  2. Hmmm. Not sure if I am going to get into this past this message. I don’t appreciate when people twist meaning to come up with one of their own construction which they subsequently attribute to me.
    I am glad you agree that this is a tactical move on their part. Some people (yourself as I remember) took issue with that previously. We had long discussions of this.
    The cluster market was growing nicely before Microsoft arrived, and it appears this growth is not slowing, but accelerating.
    Microsoft is seeking to create its own environment, and is doing so outside of the current one. Not together with the existing market to grow a larger version of the current market, but competitive with the current market. Their choice.
    I disagree with the concept of having “a technician … with no HPC experience” set up a complex HPC environment. I described why I took issue with it using the example of fixing ones car, and tried a little humor with the cosmotology bit. That may have escaped some readers.
    I did take issue with his statement. I think a quite a number of people would have issues with his comment, assuming that it is not PR filtered.
    Matt Wortman is a respected scientist, working with good groups at OSC and elsewhere. Don’t try to stick words in my mouth and then accuse me of saying or implying something I did not. Thats rather disingenuous.

  3. You called his quote “propaganda” in the first sentence of your post, Joe. I didn’t twist your words. I said “Your treatment of his quote makes it appear as if he???s a know-nothing PR flack.”
    You’re right, you didn’t call him a “know-nothing PR flack,” and I apologize if it seemed I accused you of using those words.
    But you did accuse him of propagandizing, and your condescending words (“Let me get this straight ??? I want to make sure I understand this ???” “Ummm??? I guess they didn???t see this”) sure didn’t seem to lend the respect that Dr. Wortman surely deserves.
    You, too, deserve respect, btw.
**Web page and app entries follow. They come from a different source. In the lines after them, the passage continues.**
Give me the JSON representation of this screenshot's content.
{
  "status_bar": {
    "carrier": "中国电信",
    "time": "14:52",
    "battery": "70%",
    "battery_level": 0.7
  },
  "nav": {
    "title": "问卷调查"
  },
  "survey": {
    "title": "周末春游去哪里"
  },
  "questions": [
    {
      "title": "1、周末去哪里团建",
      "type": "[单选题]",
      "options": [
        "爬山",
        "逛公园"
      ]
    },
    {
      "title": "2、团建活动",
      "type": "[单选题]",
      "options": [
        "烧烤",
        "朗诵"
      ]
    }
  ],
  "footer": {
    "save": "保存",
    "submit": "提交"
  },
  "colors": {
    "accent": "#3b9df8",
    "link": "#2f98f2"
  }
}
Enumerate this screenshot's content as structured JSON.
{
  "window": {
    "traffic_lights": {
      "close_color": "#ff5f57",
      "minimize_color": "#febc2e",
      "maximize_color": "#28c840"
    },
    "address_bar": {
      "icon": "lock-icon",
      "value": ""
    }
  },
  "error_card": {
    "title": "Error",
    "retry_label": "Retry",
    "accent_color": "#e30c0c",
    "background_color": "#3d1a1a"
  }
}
You are definitely respected in the HPC community (which is more than I can say for myself!). And it just goes to show you: smart, respected people have different opinions about the state of clustering.

Comments are closed.